» ABOUT THIS TASK: Exactly as written, return every line of the data below.

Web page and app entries
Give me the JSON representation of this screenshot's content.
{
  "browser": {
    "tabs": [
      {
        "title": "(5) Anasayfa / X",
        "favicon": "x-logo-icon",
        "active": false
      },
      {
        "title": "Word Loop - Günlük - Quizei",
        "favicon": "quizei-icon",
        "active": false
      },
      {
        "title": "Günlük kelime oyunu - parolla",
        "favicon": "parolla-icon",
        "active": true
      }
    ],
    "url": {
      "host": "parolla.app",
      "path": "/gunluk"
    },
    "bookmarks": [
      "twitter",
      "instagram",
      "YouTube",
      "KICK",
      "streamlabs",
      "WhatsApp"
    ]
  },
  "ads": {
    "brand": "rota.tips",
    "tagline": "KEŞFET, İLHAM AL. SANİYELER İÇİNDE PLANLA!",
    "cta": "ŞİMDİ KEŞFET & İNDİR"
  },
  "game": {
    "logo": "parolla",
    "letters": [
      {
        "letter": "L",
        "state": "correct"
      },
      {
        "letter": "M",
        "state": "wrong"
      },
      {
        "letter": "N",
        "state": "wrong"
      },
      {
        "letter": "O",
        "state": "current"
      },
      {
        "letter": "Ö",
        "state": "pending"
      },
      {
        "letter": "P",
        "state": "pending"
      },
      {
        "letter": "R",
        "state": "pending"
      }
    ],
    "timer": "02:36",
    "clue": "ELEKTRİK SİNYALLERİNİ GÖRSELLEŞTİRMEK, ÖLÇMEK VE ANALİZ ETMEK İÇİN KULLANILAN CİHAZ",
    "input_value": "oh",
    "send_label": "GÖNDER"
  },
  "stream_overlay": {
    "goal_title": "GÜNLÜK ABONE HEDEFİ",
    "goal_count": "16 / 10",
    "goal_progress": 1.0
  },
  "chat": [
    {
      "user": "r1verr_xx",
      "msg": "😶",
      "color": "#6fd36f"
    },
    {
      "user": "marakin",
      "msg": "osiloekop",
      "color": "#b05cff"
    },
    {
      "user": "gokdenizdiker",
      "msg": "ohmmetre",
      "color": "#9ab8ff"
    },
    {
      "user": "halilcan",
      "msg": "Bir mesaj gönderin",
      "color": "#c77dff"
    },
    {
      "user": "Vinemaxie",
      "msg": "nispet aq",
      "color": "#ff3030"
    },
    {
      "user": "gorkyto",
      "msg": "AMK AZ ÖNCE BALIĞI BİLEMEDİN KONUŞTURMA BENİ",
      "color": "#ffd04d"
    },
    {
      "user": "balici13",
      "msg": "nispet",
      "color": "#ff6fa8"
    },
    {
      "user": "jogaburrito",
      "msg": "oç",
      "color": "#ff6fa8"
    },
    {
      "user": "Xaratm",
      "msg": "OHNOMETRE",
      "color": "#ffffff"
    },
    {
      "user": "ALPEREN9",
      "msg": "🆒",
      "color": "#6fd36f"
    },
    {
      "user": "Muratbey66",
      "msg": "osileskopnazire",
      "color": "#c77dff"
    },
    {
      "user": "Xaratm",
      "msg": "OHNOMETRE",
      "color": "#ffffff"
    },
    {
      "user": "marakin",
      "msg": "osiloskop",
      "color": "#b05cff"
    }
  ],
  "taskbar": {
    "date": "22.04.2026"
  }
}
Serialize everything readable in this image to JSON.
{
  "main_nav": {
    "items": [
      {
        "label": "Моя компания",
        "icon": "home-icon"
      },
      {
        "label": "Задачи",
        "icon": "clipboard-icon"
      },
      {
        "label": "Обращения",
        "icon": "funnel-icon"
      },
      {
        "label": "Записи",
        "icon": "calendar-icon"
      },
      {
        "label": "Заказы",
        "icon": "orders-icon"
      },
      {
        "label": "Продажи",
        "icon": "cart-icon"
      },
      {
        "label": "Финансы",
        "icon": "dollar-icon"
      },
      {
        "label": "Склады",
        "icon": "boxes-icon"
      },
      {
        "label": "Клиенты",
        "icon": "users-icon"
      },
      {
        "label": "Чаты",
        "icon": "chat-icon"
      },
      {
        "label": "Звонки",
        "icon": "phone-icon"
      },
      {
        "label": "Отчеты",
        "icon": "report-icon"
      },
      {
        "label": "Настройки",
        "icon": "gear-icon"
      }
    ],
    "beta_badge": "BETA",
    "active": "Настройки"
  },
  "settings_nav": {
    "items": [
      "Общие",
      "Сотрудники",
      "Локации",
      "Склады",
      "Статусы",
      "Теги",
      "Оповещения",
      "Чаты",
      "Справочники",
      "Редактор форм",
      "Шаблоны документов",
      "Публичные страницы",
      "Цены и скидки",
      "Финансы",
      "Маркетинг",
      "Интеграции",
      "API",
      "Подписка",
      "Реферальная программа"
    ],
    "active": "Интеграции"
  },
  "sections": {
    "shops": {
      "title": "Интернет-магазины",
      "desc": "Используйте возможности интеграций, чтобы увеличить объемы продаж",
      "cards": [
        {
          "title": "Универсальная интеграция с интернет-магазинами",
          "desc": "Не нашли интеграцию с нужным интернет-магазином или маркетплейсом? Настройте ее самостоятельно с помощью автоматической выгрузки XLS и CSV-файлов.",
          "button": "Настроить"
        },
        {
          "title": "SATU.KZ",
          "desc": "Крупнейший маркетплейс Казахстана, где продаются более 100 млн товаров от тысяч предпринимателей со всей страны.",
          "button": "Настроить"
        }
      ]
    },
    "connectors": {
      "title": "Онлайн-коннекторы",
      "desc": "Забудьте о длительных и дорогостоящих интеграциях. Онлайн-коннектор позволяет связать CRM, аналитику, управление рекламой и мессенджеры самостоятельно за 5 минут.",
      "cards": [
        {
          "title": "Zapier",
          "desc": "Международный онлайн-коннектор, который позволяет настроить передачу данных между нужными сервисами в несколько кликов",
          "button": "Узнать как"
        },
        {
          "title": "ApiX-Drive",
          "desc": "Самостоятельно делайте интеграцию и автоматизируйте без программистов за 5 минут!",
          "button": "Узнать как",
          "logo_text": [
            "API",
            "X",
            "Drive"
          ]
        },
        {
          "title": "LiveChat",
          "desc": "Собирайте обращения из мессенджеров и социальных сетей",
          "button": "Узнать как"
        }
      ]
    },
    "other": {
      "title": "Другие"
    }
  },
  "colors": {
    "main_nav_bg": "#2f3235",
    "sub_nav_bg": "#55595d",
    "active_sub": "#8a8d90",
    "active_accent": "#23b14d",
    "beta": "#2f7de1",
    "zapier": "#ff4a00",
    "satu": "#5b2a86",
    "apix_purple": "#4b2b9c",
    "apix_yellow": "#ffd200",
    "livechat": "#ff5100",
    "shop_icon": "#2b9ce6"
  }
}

» ANSWER:
Give me the JSON representation of this screenshot's content.
{
  "browser": {
    "tabs": [
      {
        "title": "(5) Anasayfa / X",
        "favicon": "x-logo-icon",
        "active": false
      },
      {
        "title": "Word Loop - Günlük - Quizei",
        "favicon": "quizei-icon",
        "active": false
      },
      {
        "title": "Günlük kelime oyunu - parolla",
        "favicon": "parolla-icon",
        "active": true
      }
    ],
    "url": {
      "host": "parolla.app",
      "path": "/gunluk"
    },
    "bookmarks": [
      "twitter",
      "instagram",
      "YouTube",
      "KICK",
      "streamlabs",
      "WhatsApp"
    ]
  },
  "ads": {
    "brand": "rota.tips",
    "tagline": "KEŞFET, İLHAM AL. SANİYELER İÇİNDE PLANLA!",
    "cta": "ŞİMDİ KEŞFET & İNDİR"
  },
  "game": {
    "logo": "parolla",
    "letters": [
      {
        "letter": "L",
        "state": "correct"
      },
      {
        "letter": "M",
        "state": "wrong"
      },
      {
        "letter": "N",
        "state": "wrong"
      },
      {
        "letter": "O",
        "state": "current"
      },
      {
        "letter": "Ö",
        "state": "pending"
      },
      {
        "letter": "P",
        "state": "pending"
      },
      {
        "letter": "R",
        "state": "pending"
      }
    ],
    "timer": "02:36",
    "clue": "ELEKTRİK SİNYALLERİNİ GÖRSELLEŞTİRMEK, ÖLÇMEK VE ANALİZ ETMEK İÇİN KULLANILAN CİHAZ",
    "input_value": "oh",
    "send_label": "GÖNDER"
  },
  "stream_overlay": {
    "goal_title": "GÜNLÜK ABONE HEDEFİ",
    "goal_count": "16 / 10",
    "goal_progress": 1.0
  },
  "chat": [
    {
      "user": "r1verr_xx",
      "msg": "😶",
      "color": "#6fd36f"
    },
    {
      "user": "marakin",
      "msg": "osiloekop",
      "color": "#b05cff"
    },
    {
      "user": "gokdenizdiker",
      "msg": "ohmmetre",
      "color": "#9ab8ff"
    },
    {
      "user": "halilcan",
      "msg": "Bir mesaj gönderin",
      "color": "#c77dff"
    },
    {
      "user": "Vinemaxie",
      "msg": "nispet aq",
      "color": "#ff3030"
    },
    {
      "user": "gorkyto",
      "msg": "AMK AZ ÖNCE BALIĞI BİLEMEDİN KONUŞTURMA BENİ",
      "color": "#ffd04d"
    },
    {
      "user": "balici13",
      "msg": "nispet",
      "color": "#ff6fa8"
    },
    {
      "user": "jogaburrito",
      "msg": "oç",
      "color": "#ff6fa8"
    },
    {
      "user": "Xaratm",
      "msg": "OHNOMETRE",
      "color": "#ffffff"
    },
    {
      "user": "ALPEREN9",
      "msg": "🆒",
      "color": "#6fd36f"
    },
    {
      "user": "Muratbey66",
      "msg": "osileskopnazire",
      "color": "#c77dff"
    },
    {
      "user": "Xaratm",
      "msg": "OHNOMETRE",
      "color": "#ffffff"
    },
    {
      "user": "marakin",
      "msg": "osiloskop",
      "color": "#b05cff"
    }
  ],
  "taskbar": {
    "date": "22.04.2026"
  }
}
Serialize everything readable in this image to JSON.
{
  "main_nav": {
    "items": [
      {
        "label": "Моя компания",
        "icon": "home-icon"
      },
      {
        "label": "Задачи",
        "icon": "clipboard-icon"
      },
      {
        "label": "Обращения",
        "icon": "funnel-icon"
      },
      {
        "label": "Записи",
        "icon": "calendar-icon"
      },
      {
        "label": "Заказы",
        "icon": "orders-icon"
      },
      {
        "label": "Продажи",
        "icon": "cart-icon"
      },
      {
        "label": "Финансы",
        "icon": "dollar-icon"
      },
      {
        "label": "Склады",
        "icon": "boxes-icon"
      },
      {
        "label": "Клиенты",
        "icon": "users-icon"
      },
      {
        "label": "Чаты",
        "icon": "chat-icon"
      },
      {
        "label": "Звонки",
        "icon": "phone-icon"
      },
      {
        "label": "Отчеты",
        "icon": "report-icon"
      },
      {
        "label": "Настройки",
        "icon": "gear-icon"
      }
    ],
    "beta_badge": "BETA",
    "active": "Настройки"
  },
  "settings_nav": {
    "items": [
      "Общие",
      "Сотрудники",
      "Локации",
      "Склады",
      "Статусы",
      "Теги",
      "Оповещения",
      "Чаты",
      "Справочники",
      "Редактор форм",
      "Шаблоны документов",
      "Публичные страницы",
      "Цены и скидки",
      "Финансы",
      "Маркетинг",
      "Интеграции",
      "API",
      "Подписка",
      "Реферальная программа"
    ],
    "active": "Интеграции"
  },
  "sections": {
    "shops": {
      "title": "Интернет-магазины",
      "desc": "Используйте возможности интеграций, чтобы увеличить объемы продаж",
      "cards": [
        {
          "title": "Универсальная интеграция с интернет-магазинами",
          "desc": "Не нашли интеграцию с нужным интернет-магазином или маркетплейсом? Настройте ее самостоятельно с помощью автоматической выгрузки XLS и CSV-файлов.",
          "button": "Настроить"
        },
        {
          "title": "SATU.KZ",
          "desc": "Крупнейший маркетплейс Казахстана, где продаются более 100 млн товаров от тысяч предпринимателей со всей страны.",
          "button": "Настроить"
        }
      ]
    },
    "connectors": {
      "title": "Онлайн-коннекторы",
      "desc": "Забудьте о длительных и дорогостоящих интеграциях. Онлайн-коннектор позволяет связать CRM, аналитику, управление рекламой и мессенджеры самостоятельно за 5 минут.",
      "cards": [
        {
          "title": "Zapier",
          "desc": "Международный онлайн-коннектор, который позволяет настроить передачу данных между нужными сервисами в несколько кликов",
          "button": "Узнать как"
        },
        {
          "title": "ApiX-Drive",
          "desc": "Самостоятельно делайте интеграцию и автоматизируйте без программистов за 5 минут!",
          "button": "Узнать как",
          "logo_text": [
            "API",
            "X",
            "Drive"
          ]
        },
        {
          "title": "LiveChat",
          "desc": "Собирайте обращения из мессенджеров и социальных сетей",
          "button": "Узнать как"
        }
      ]
    },
    "other": {
      "title": "Другие"
    }
  },
  "colors": {
    "main_nav_bg": "#2f3235",
    "sub_nav_bg": "#55595d",
    "active_sub": "#8a8d90",
    "active_accent": "#23b14d",
    "beta": "#2f7de1",
    "zapier": "#ff4a00",
    "satu": "#5b2a86",
    "apix_purple": "#4b2b9c",
    "apix_yellow": "#ffd200",
    "livechat": "#ff5100",
    "shop_icon": "#2b9ce6"
  }
}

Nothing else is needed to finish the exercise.